Randeep Singh Surjewala, a member of the INC, disclosed all this at a press conference. He drew attention the Indian Computer Emergency Response Team’s (CERT-In) vulnerability report dated May 17, 2019 that listed the WhatsApp vulnerability, and proved that the Indian government was informed of this vulnerability, despite its claims to the contrary now. This page has since been removed. (Read more about the vulnerability report here.) He also said that as per the NSO group, its products are only licensed to government and law enforcement agencies, thereby concluding that “Government of India and its agencies bought the spyware”.

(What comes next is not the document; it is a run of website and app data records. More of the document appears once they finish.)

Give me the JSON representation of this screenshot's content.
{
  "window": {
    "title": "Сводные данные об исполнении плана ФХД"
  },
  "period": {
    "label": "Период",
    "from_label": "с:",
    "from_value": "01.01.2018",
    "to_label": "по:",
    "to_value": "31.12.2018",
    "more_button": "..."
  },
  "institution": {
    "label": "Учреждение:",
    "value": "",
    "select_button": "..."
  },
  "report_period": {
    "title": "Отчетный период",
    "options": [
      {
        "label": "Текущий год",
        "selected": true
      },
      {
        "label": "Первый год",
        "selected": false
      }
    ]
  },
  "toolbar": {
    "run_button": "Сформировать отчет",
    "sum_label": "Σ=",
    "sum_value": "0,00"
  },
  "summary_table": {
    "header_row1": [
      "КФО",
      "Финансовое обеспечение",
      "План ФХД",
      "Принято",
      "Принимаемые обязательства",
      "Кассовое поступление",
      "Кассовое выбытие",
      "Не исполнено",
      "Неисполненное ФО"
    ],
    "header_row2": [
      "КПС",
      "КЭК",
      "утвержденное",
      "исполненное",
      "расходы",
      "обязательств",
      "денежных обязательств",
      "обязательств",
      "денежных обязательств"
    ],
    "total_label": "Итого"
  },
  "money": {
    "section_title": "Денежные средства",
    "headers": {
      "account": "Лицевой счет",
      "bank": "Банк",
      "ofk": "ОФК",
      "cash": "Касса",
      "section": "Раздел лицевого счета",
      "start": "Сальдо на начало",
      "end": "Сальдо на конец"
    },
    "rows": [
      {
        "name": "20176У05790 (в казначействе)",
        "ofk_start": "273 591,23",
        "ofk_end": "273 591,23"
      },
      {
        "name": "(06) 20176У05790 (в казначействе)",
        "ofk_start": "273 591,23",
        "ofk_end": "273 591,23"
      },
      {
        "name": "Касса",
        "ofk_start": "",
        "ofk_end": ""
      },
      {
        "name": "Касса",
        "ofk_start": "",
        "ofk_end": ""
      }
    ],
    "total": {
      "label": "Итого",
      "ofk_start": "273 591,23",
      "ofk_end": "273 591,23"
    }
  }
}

Layers of BJP Govt’s conspiracy & collusion in the illegal & unconstitutional hacking of cell phones through surveillance software ‘Pegasus’ are unraveling everyday.
BJP Govt is the deployer & executor of this illegal & unconstitutional snooping & spying racket.
Our Statement: pic.twitter.com/p5qbffgayC
— Randeep Singh Surjewala (@rssurjewala) November 3, 2019
At the same press conference, he cited Citizen Lab’s report titled Hide and Seek. In his statement, Sujrewala claims that the Citizen lab report states that “Pegasus software was used to target politicians in India”. However, a proper reading of the report reveals the following things:
- Operators are not country specific: Citizen Lab identified 36 operators across 45 countries. That means, 36 people/groups were using Pegasus across 45 countries. Each operator used a bunch of IP addresses that Citizen Lab identified.
- GANGES name given by Citizen Lab, not NSO Group: The Pegasus operator name “GANGES” is a nickname given by Citizen Lab to one of the 36 distinct operators. “We give each operator an Operator Name drawn from national symbols or geographic features of the country or region that appears to be targeted.” The operator for Singapore was thus nicknamed “MERLION”. NSO Group did not call their operations in India, “GANGES”. That would be a bit too on the nose for a spyware agency, wouldn’t it?
- While suspected infections of GANGES include Airtel, MTNL, Hathway and Star Broadband Services in India, they also include the Pakistan Telecom Company Limited, the Bangladesh Telecommunications Company Limited, the Telemar Norte Leste SA (Brazil) and Starhub Internet Exchange (Singapore).
- Same operator targeted Pakistan too: The operator, nicknamed “GANGES” (look at point 1), carried out suspected infections in India, Pakistan, Bangladesh, Brazil and Hong Kong. This means, the same person/group of people (operator) potentially targeted all these countries.
- Operator had been active since June 2017: GANGES was active from June 2017 until at least September 2018, when Citizen Lab published its report. The snooping, if okayed by the Indian government, wasn’t done just in the run up to the 2019 general elections, as Congress has claimed. MediaNama has reached out to Citizen Lab to clarify if GANGES was active after that.
- Not clear if politicians in India were targeted: The Citizen Lab report does NOT say Pegasus was used to target politicians in India. It says that GANGES “used a politically themed domain signpetition[.]co”. This might “suggest politically motivated targeting”. Politically motivated targeting is not restricted to just politicians, and in worst scenarios, may not include politicians at all. This domain name is part of the malicious link URL that would be used to attract a Pegasus target. Who would be attracted by a URL bearing the name “signpetition”? For instance, the operator FALCON, which was active in UAE from October 2016 until at least September 2018, used “nomorewarnow[.]com”.
- Cross border surveillance also carried out: Of the 36 operators Citizen Lab identified, at least 10 engaged in cross-border surveillance. So it wasn’t necessarily Country A snooping on its own citizens, but potentially on citizens of Country B.
MediaNama has reached out to Surjewala and other members of Congress party for comment.